» **WHAT THIS TASK INVOLVES**: When you restate the entries that follow, keep every word exactly and drop the pictures.

Content starts

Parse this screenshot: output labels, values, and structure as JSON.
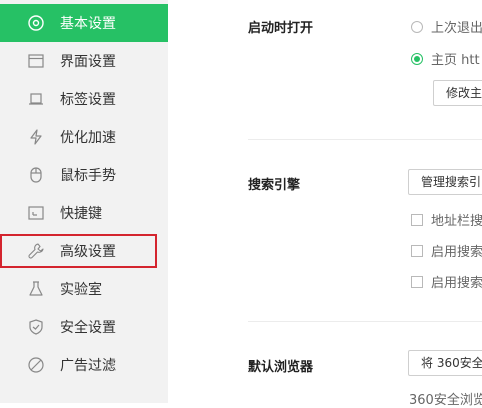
{
  "sidebar": {
    "items": [
      {
        "label": "基本设置",
        "icon": "home-settings-icon"
      },
      {
        "label": "界面设置",
        "icon": "window-icon"
      },
      {
        "label": "标签设置",
        "icon": "tab-icon"
      },
      {
        "label": "优化加速",
        "icon": "lightning-icon"
      },
      {
        "label": "鼠标手势",
        "icon": "mouse-icon"
      },
      {
        "label": "快捷键",
        "icon": "keyboard-icon"
      },
      {
        "label": "高级设置",
        "icon": "wrench-icon"
      },
      {
        "label": "实验室",
        "icon": "flask-icon"
      },
      {
        "label": "安全设置",
        "icon": "shield-icon"
      },
      {
        "label": "广告过滤",
        "icon": "block-icon"
      }
    ],
    "active_index": 0,
    "highlighted_index": 6
  },
  "startup": {
    "title": "启动时打开",
    "option_last": "上次退出",
    "option_home": "主页 htt",
    "modify_button": "修改主"
  },
  "search": {
    "title": "搜索引擎",
    "manage_button": "管理搜索引",
    "check_addressbar": "地址栏搜",
    "check_enable1": "启用搜索",
    "check_enable2": "启用搜索"
  },
  "default_browser": {
    "title": "默认浏览器",
    "set_button": "将 360安全",
    "status_text": "360安全浏览"
  },
  "colors": {
    "accent": "#26c165",
    "highlight": "#d4242e",
    "sidebar_bg": "#f2f2f2"
  }
}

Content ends

» **SOLUTION TO THIS PROBLEM**:
Parse this screenshot: output labels, values, and structure as JSON.
{
  "sidebar": {
    "items": [
      {
        "label": "基本设置",
        "icon": "home-settings-icon"
      },
      {
        "label": "界面设置",
        "icon": "window-icon"
      },
      {
        "label": "标签设置",
        "icon": "tab-icon"
      },
      {
        "label": "优化加速",
        "icon": "lightning-icon"
      },
      {
        "label": "鼠标手势",
        "icon": "mouse-icon"
      },
      {
        "label": "快捷键",
        "icon": "keyboard-icon"
      },
      {
        "label": "高级设置",
        "icon": "wrench-icon"
      },
      {
        "label": "实验室",
        "icon": "flask-icon"
      },
      {
        "label": "安全设置",
        "icon": "shield-icon"
      },
      {
        "label": "广告过滤",
        "icon": "block-icon"
      }
    ],
    "active_index": 0,
    "highlighted_index": 6
  },
  "startup": {
    "title": "启动时打开",
    "option_last": "上次退出",
    "option_home": "主页 htt",
    "modify_button": "修改主"
  },
  "search": {
    "title": "搜索引擎",
    "manage_button": "管理搜索引",
    "check_addressbar": "地址栏搜",
    "check_enable1": "启用搜索",
    "check_enable2": "启用搜索"
  },
  "default_browser": {
    "title": "默认浏览器",
    "set_button": "将 360安全",
    "status_text": "360安全浏览"
  },
  "colors": {
    "accent": "#26c165",
    "highlight": "#d4242e",
    "sidebar_bg": "#f2f2f2"
  }
}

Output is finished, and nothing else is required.